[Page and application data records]
• • • • •

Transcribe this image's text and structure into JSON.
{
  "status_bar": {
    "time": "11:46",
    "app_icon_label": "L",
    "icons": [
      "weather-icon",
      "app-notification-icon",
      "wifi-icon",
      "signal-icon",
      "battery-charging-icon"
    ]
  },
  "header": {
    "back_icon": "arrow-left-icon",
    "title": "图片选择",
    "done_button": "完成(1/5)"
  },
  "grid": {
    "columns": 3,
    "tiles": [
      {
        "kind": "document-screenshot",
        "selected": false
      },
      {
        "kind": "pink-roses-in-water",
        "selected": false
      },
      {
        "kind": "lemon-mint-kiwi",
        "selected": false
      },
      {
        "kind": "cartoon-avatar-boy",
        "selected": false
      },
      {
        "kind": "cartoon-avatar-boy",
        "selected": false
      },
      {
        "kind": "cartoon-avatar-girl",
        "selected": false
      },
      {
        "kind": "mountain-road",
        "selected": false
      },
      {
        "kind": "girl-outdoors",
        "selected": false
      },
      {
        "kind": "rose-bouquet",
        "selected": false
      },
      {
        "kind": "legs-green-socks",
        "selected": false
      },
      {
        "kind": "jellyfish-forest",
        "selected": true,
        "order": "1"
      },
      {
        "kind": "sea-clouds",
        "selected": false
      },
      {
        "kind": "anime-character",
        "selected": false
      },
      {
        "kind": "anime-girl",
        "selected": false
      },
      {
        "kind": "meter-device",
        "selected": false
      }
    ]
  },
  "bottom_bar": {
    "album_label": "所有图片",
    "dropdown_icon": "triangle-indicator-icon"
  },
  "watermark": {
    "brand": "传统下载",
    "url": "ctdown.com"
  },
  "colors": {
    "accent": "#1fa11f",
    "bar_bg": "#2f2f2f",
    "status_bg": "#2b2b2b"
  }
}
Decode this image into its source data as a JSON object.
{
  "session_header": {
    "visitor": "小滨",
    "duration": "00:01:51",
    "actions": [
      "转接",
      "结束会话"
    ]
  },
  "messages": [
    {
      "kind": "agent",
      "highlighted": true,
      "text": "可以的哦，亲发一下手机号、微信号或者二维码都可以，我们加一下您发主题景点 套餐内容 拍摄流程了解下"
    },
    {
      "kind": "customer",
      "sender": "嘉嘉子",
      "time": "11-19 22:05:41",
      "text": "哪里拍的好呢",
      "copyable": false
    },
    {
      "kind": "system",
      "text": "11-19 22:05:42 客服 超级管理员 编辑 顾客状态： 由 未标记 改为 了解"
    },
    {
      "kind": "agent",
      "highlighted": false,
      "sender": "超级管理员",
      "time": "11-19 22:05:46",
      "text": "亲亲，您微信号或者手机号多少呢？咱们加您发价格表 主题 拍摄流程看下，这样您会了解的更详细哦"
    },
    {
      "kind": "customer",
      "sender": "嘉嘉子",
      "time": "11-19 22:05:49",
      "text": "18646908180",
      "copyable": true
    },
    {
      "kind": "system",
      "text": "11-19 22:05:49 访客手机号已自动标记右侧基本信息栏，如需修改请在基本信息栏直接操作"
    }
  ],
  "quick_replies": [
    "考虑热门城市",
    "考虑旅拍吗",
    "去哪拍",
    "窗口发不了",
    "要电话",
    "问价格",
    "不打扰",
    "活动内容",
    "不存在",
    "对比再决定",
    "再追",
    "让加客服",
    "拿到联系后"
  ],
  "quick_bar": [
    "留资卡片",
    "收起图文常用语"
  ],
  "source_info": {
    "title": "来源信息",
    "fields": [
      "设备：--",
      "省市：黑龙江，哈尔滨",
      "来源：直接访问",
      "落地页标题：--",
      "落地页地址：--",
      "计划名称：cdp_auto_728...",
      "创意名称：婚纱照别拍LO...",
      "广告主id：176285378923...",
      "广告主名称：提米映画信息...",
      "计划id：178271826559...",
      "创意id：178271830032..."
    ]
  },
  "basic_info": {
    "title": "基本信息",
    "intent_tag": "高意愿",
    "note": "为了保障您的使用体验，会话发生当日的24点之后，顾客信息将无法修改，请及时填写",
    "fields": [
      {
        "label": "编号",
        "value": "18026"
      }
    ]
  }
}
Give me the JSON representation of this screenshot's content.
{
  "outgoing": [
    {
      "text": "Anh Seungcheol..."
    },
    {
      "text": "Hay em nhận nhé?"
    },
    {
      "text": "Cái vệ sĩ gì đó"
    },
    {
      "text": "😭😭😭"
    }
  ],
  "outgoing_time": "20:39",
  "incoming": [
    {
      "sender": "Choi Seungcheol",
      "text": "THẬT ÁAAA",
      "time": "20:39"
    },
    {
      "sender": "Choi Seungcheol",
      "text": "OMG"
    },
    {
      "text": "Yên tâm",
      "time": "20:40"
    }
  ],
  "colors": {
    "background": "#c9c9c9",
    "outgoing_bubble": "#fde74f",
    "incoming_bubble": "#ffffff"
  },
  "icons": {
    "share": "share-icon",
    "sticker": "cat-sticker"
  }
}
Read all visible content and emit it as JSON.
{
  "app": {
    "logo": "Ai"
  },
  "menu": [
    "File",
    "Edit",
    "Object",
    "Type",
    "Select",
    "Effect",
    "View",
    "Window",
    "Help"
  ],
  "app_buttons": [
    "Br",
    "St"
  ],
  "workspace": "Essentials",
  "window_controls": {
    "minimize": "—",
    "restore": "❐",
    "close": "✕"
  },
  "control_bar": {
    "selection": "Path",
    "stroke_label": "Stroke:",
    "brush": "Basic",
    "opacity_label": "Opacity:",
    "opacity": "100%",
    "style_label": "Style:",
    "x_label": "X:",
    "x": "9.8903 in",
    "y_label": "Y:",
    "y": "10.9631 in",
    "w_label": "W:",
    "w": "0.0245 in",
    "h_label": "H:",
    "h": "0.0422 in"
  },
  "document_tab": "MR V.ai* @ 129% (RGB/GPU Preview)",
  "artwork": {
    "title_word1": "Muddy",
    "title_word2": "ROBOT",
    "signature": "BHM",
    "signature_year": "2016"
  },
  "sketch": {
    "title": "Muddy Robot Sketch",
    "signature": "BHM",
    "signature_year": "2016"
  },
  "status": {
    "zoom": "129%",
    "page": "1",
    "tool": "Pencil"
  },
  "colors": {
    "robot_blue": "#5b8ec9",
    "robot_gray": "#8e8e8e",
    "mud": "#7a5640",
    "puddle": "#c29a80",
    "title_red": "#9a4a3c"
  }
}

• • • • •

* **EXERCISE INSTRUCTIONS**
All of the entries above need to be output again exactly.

* **RESPONSE AREA**
Transcribe this image's text and structure into JSON.
{
  "status_bar": {
    "time": "11:46",
    "app_icon_label": "L",
    "icons": [
      "weather-icon",
      "app-notification-icon",
      "wifi-icon",
      "signal-icon",
      "battery-charging-icon"
    ]
  },
  "header": {
    "back_icon": "arrow-left-icon",
    "title": "图片选择",
    "done_button": "完成(1/5)"
  },
  "grid": {
    "columns": 3,
    "tiles": [
      {
        "kind": "document-screenshot",
        "selected": false
      },
      {
        "kind": "pink-roses-in-water",
        "selected": false
      },
      {
        "kind": "lemon-mint-kiwi",
        "selected": false
      },
      {
        "kind": "cartoon-avatar-boy",
        "selected": false
      },
      {
        "kind": "cartoon-avatar-boy",
        "selected": false
      },
      {
        "kind": "cartoon-avatar-girl",
        "selected": false
      },
      {
        "kind": "mountain-road",
        "selected": false
      },
      {
        "kind": "girl-outdoors",
        "selected": false
      },
      {
        "kind": "rose-bouquet",
        "selected": false
      },
      {
        "kind": "legs-green-socks",
        "selected": false
      },
      {
        "kind": "jellyfish-forest",
        "selected": true,
        "order": "1"
      },
      {
        "kind": "sea-clouds",
        "selected": false
      },
      {
        "kind": "anime-character",
        "selected": false
      },
      {
        "kind": "anime-girl",
        "selected": false
      },
      {
        "kind": "meter-device",
        "selected": false
      }
    ]
  },
  "bottom_bar": {
    "album_label": "所有图片",
    "dropdown_icon": "triangle-indicator-icon"
  },
  "watermark": {
    "brand": "传统下载",
    "url": "ctdown.com"
  },
  "colors": {
    "accent": "#1fa11f",
    "bar_bg": "#2f2f2f",
    "status_bg": "#2b2b2b"
  }
}
Decode this image into its source data as a JSON object.
{
  "session_header": {
    "visitor": "小滨",
    "duration": "00:01:51",
    "actions": [
      "转接",
      "结束会话"
    ]
  },
  "messages": [
    {
      "kind": "agent",
      "highlighted": true,
      "text": "可以的哦，亲发一下手机号、微信号或者二维码都可以，我们加一下您发主题景点 套餐内容 拍摄流程了解下"
    },
    {
      "kind": "customer",
      "sender": "嘉嘉子",
      "time": "11-19 22:05:41",
      "text": "哪里拍的好呢",
      "copyable": false
    },
    {
      "kind": "system",
      "text": "11-19 22:05:42 客服 超级管理员 编辑 顾客状态： 由 未标记 改为 了解"
    },
    {
      "kind": "agent",
      "highlighted": false,
      "sender": "超级管理员",
      "time": "11-19 22:05:46",
      "text": "亲亲，您微信号或者手机号多少呢？咱们加您发价格表 主题 拍摄流程看下，这样您会了解的更详细哦"
    },
    {
      "kind": "customer",
      "sender": "嘉嘉子",
      "time": "11-19 22:05:49",
      "text": "18646908180",
      "copyable": true
    },
    {
      "kind": "system",
      "text": "11-19 22:05:49 访客手机号已自动标记右侧基本信息栏，如需修改请在基本信息栏直接操作"
    }
  ],
  "quick_replies": [
    "考虑热门城市",
    "考虑旅拍吗",
    "去哪拍",
    "窗口发不了",
    "要电话",
    "问价格",
    "不打扰",
    "活动内容",
    "不存在",
    "对比再决定",
    "再追",
    "让加客服",
    "拿到联系后"
  ],
  "quick_bar": [
    "留资卡片",
    "收起图文常用语"
  ],
  "source_info": {
    "title": "来源信息",
    "fields": [
      "设备：--",
      "省市：黑龙江，哈尔滨",
      "来源：直接访问",
      "落地页标题：--",
      "落地页地址：--",
      "计划名称：cdp_auto_728...",
      "创意名称：婚纱照别拍LO...",
      "广告主id：176285378923...",
      "广告主名称：提米映画信息...",
      "计划id：178271826559...",
      "创意id：178271830032..."
    ]
  },
  "basic_info": {
    "title": "基本信息",
    "intent_tag": "高意愿",
    "note": "为了保障您的使用体验，会话发生当日的24点之后，顾客信息将无法修改，请及时填写",
    "fields": [
      {
        "label": "编号",
        "value": "18026"
      }
    ]
  }
}
Give me the JSON representation of this screenshot's content.
{
  "outgoing": [
    {
      "text": "Anh Seungcheol..."
    },
    {
      "text": "Hay em nhận nhé?"
    },
    {
      "text": "Cái vệ sĩ gì đó"
    },
    {
      "text": "😭😭😭"
    }
  ],
  "outgoing_time": "20:39",
  "incoming": [
    {
      "sender": "Choi Seungcheol",
      "text": "THẬT ÁAAA",
      "time": "20:39"
    },
    {
      "sender": "Choi Seungcheol",
      "text": "OMG"
    },
    {
      "text": "Yên tâm",
      "time": "20:40"
    }
  ],
  "colors": {
    "background": "#c9c9c9",
    "outgoing_bubble": "#fde74f",
    "incoming_bubble": "#ffffff"
  },
  "icons": {
    "share": "share-icon",
    "sticker": "cat-sticker"
  }
}
Read all visible content and emit it as JSON.
{
  "app": {
    "logo": "Ai"
  },
  "menu": [
    "File",
    "Edit",
    "Object",
    "Type",
    "Select",
    "Effect",
    "View",
    "Window",
    "Help"
  ],
  "app_buttons": [
    "Br",
    "St"
  ],
  "workspace": "Essentials",
  "window_controls": {
    "minimize": "—",
    "restore": "❐",
    "close": "✕"
  },
  "control_bar": {
    "selection": "Path",
    "stroke_label": "Stroke:",
    "brush": "Basic",
    "opacity_label": "Opacity:",
    "opacity": "100%",
    "style_label": "Style:",
    "x_label": "X:",
    "x": "9.8903 in",
    "y_label": "Y:",
    "y": "10.9631 in",
    "w_label": "W:",
    "w": "0.0245 in",
    "h_label": "H:",
    "h": "0.0422 in"
  },
  "document_tab": "MR V.ai* @ 129% (RGB/GPU Preview)",
  "artwork": {
    "title_word1": "Muddy",
    "title_word2": "ROBOT",
    "signature": "BHM",
    "signature_year": "2016"
  },
  "sketch": {
    "title": "Muddy Robot Sketch",
    "signature": "BHM",
    "signature_year": "2016"
  },
  "status": {
    "zoom": "129%",
    "page": "1",
    "tool": "Pencil"
  },
  "colors": {
    "robot_blue": "#5b8ec9",
    "robot_gray": "#8e8e8e",
    "mud": "#7a5640",
    "puddle": "#c29a80",
    "title_red": "#9a4a3c"
  }
}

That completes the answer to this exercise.